Just glance at her biography on the CBS site.
She "donated time and energy to the Special Olympics and worked closely with mentally-challenged young adults," it reads. "Dennis also earned her Certified Nurse Assistance certificate before graduation and worked full time with Alzheimer's patients in a nursing care center."
Talking to her face-to-face about the Survivor challenge is everyone else's biggest challenge. Due to a contract with the show's producers that could put her at risk for the million-dollar prize, Dennis or any other contestant is forbidden from talking about the show until they are voted off.

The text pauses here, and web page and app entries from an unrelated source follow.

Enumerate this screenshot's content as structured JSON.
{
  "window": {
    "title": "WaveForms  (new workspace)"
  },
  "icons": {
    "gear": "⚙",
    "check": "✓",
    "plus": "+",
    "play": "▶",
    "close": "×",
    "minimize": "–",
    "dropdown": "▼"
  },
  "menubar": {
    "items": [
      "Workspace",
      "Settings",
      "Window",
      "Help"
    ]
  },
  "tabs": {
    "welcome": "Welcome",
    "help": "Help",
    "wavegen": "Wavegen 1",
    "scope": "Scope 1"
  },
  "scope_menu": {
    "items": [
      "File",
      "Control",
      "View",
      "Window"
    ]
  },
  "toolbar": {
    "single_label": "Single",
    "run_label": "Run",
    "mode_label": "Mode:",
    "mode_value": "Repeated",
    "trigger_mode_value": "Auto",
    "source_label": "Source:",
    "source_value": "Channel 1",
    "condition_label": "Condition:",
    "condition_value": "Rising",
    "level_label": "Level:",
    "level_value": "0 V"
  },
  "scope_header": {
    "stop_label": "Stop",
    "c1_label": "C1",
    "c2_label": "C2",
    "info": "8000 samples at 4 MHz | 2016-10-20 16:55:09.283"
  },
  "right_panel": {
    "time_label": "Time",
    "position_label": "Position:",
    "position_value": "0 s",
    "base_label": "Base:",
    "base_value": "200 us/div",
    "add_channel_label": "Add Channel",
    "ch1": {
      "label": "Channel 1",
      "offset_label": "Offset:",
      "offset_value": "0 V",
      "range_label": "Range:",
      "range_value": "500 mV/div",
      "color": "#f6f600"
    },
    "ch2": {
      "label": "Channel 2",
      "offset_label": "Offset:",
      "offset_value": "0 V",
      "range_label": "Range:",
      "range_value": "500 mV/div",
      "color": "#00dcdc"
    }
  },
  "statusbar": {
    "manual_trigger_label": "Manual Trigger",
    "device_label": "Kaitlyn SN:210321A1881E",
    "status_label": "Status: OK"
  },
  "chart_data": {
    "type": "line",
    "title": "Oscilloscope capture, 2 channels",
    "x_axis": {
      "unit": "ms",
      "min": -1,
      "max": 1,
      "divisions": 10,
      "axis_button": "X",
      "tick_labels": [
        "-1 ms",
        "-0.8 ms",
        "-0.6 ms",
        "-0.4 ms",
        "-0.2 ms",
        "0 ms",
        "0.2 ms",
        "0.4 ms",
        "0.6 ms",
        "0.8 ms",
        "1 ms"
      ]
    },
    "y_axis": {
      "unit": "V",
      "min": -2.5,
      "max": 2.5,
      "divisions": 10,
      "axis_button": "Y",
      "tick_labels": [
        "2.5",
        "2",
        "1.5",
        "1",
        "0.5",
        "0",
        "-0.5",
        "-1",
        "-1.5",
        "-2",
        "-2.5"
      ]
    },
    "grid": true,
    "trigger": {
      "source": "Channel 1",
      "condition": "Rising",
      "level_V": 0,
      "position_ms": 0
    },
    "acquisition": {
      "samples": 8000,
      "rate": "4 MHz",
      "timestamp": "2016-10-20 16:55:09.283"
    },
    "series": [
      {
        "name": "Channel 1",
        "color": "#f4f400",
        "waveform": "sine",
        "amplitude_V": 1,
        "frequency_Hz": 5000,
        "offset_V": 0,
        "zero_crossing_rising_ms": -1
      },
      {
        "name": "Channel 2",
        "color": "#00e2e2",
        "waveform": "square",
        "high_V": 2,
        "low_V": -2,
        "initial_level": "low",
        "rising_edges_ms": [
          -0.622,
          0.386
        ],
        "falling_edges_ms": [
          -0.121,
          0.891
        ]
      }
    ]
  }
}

Seventeen-year-old Ashley Lange and her friend Jessica Martin feel they don't need to meet Dennis to know her.
They started a Neleh (pronounced ne-lee-a) Dennis fan site before the show even started.
"Neleh is young and she seemed cool and caring," said Lange, a high school student in the small town of Sylvan Lake, Alberta, Canada. "We wanted to pick someone [to do a Web site on] that we would like and who would go far."
And many think Dennis will reach the top of the pyramid.
Online sports betting site, Intertops.com, places Dennis to win with 9-to-5 odds. And she was voted most likely to win the million-dollar prize, according to a poll on CBS.com's "Survivor" page.
Last week's episode in which Dennis made her first power move, convincing Georgia judge Paschal English to vote off an unsuspecting member who had proclaimed himself tribal leader, also proved she has the wits to play the game.
"Don't be fooled by Neleh's gentle and unassuming facade," said Starr of SurvivorFoxes.com. "My guess is that it only conceals the steel wits and iron will within."